Work through the records below, line by line, and say how many lines include "title", with nothing else.

◆ Supplied material:

★ ★ ★ ★ ★ ★ ★

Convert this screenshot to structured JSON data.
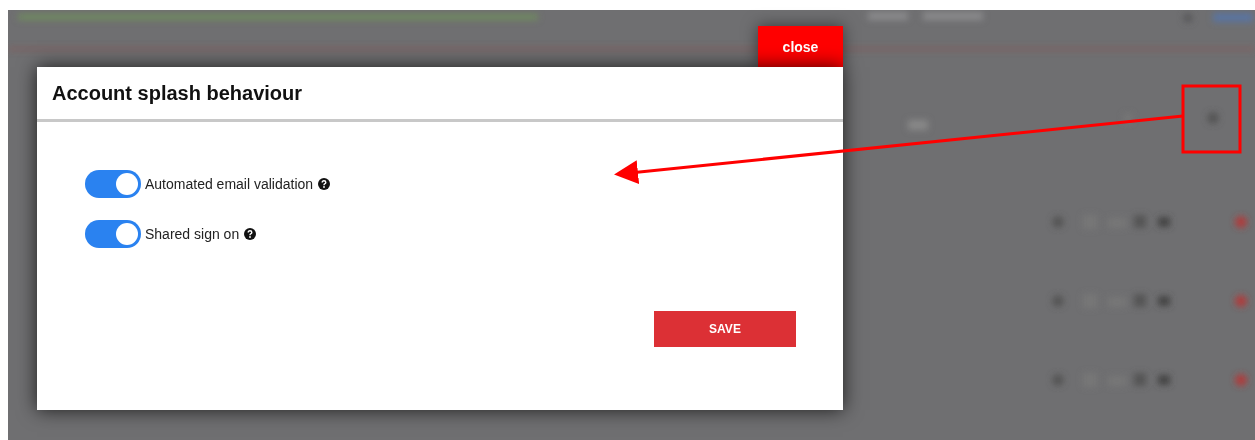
{
  "dialog": {
    "title": "Account splash behaviour",
    "close_label": "close",
    "toggles": [
      {
        "label": "Automated email validation",
        "on": true
      },
      {
        "label": "Shared sign on",
        "on": true
      }
    ],
    "save_label": "SAVE"
  }
}
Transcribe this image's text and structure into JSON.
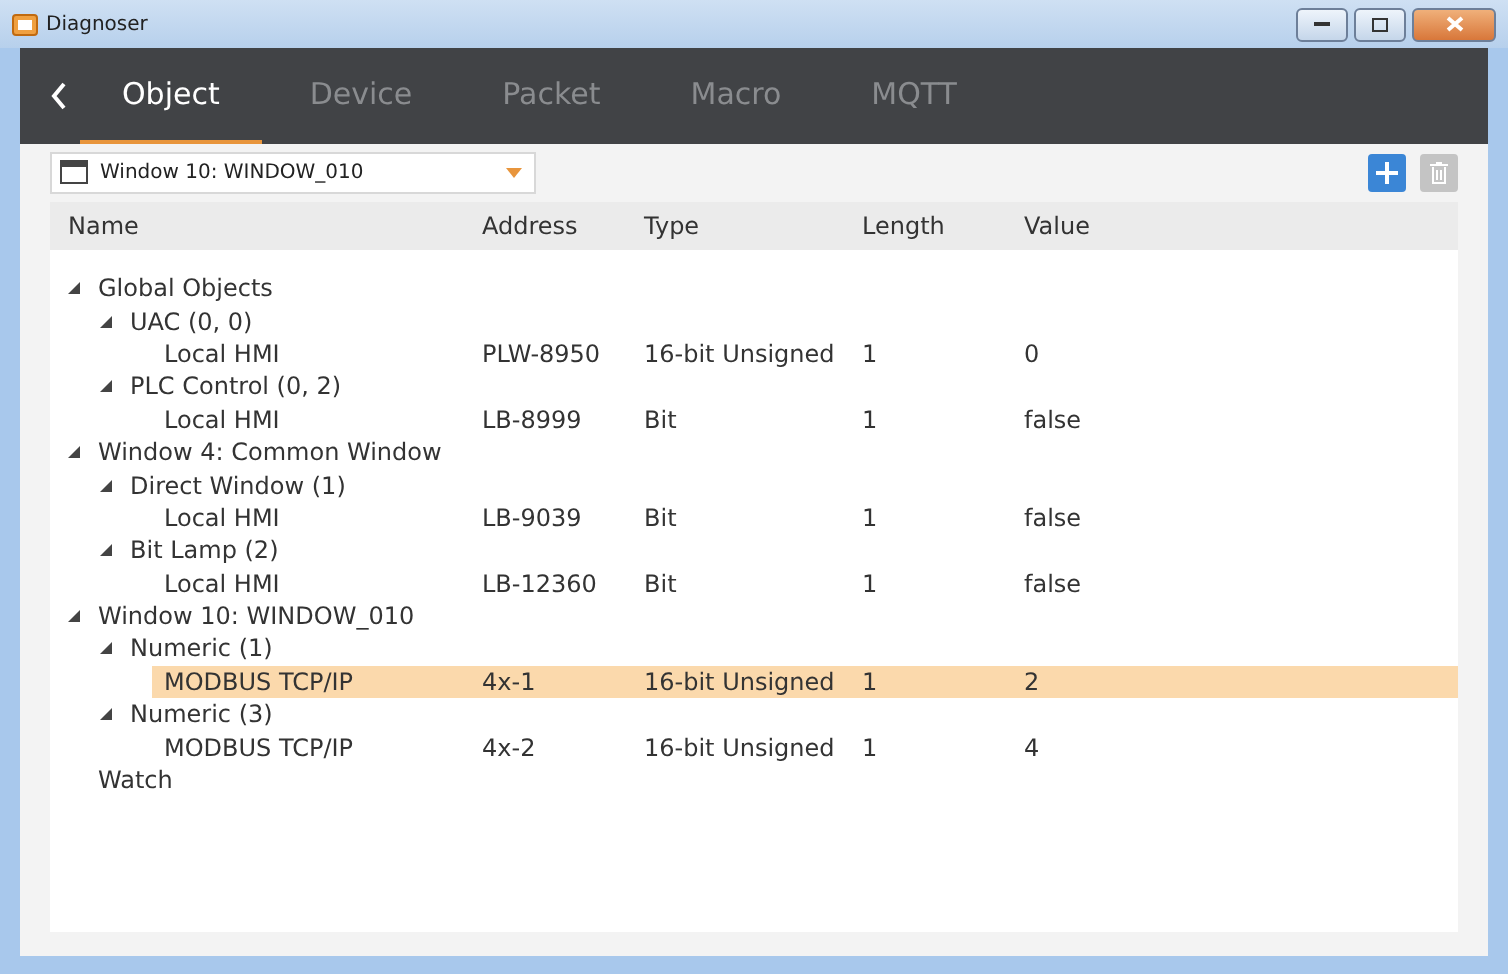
{
  "window": {
    "title": "Diagnoser"
  },
  "tabs": [
    {
      "label": "Object",
      "selected": true
    },
    {
      "label": "Device",
      "selected": false
    },
    {
      "label": "Packet",
      "selected": false
    },
    {
      "label": "Macro",
      "selected": false
    },
    {
      "label": "MQTT",
      "selected": false
    }
  ],
  "window_select": {
    "value": "Window 10: WINDOW_010"
  },
  "table": {
    "columns": [
      "Name",
      "Address",
      "Type",
      "Length",
      "Value"
    ],
    "rows": [
      {
        "name": "Global Objects",
        "expanded": true,
        "selected": false,
        "children": [
          {
            "name": "UAC (0, 0)",
            "expanded": true,
            "selected": false,
            "children": [
              {
                "name": "Local HMI",
                "address": "PLW-8950",
                "type": "16-bit Unsigned",
                "length": "1",
                "value": "0",
                "selected": false
              }
            ]
          },
          {
            "name": "PLC Control (0, 2)",
            "expanded": true,
            "selected": false,
            "children": [
              {
                "name": "Local HMI",
                "address": "LB-8999",
                "type": "Bit",
                "length": "1",
                "value": "false",
                "selected": false
              }
            ]
          }
        ]
      },
      {
        "name": "Window 4: Common Window",
        "expanded": true,
        "selected": false,
        "children": [
          {
            "name": "Direct Window (1)",
            "expanded": true,
            "selected": false,
            "children": [
              {
                "name": "Local HMI",
                "address": "LB-9039",
                "type": "Bit",
                "length": "1",
                "value": "false",
                "selected": false
              }
            ]
          },
          {
            "name": "Bit Lamp (2)",
            "expanded": true,
            "selected": false,
            "children": [
              {
                "name": "Local HMI",
                "address": "LB-12360",
                "type": "Bit",
                "length": "1",
                "value": "false",
                "selected": false
              }
            ]
          }
        ]
      },
      {
        "name": "Window 10: WINDOW_010",
        "expanded": true,
        "selected": false,
        "children": [
          {
            "name": "Numeric (1)",
            "expanded": true,
            "selected": false,
            "children": [
              {
                "name": "MODBUS TCP/IP",
                "address": "4x-1",
                "type": "16-bit Unsigned",
                "length": "1",
                "value": "2",
                "selected": true
              }
            ]
          },
          {
            "name": "Numeric (3)",
            "expanded": true,
            "selected": false,
            "children": [
              {
                "name": "MODBUS TCP/IP",
                "address": "4x-2",
                "type": "16-bit Unsigned",
                "length": "1",
                "value": "4",
                "selected": false
              }
            ]
          }
        ]
      },
      {
        "name": "Watch",
        "selected": false
      }
    ]
  }
}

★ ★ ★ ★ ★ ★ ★

◆ Task response:
2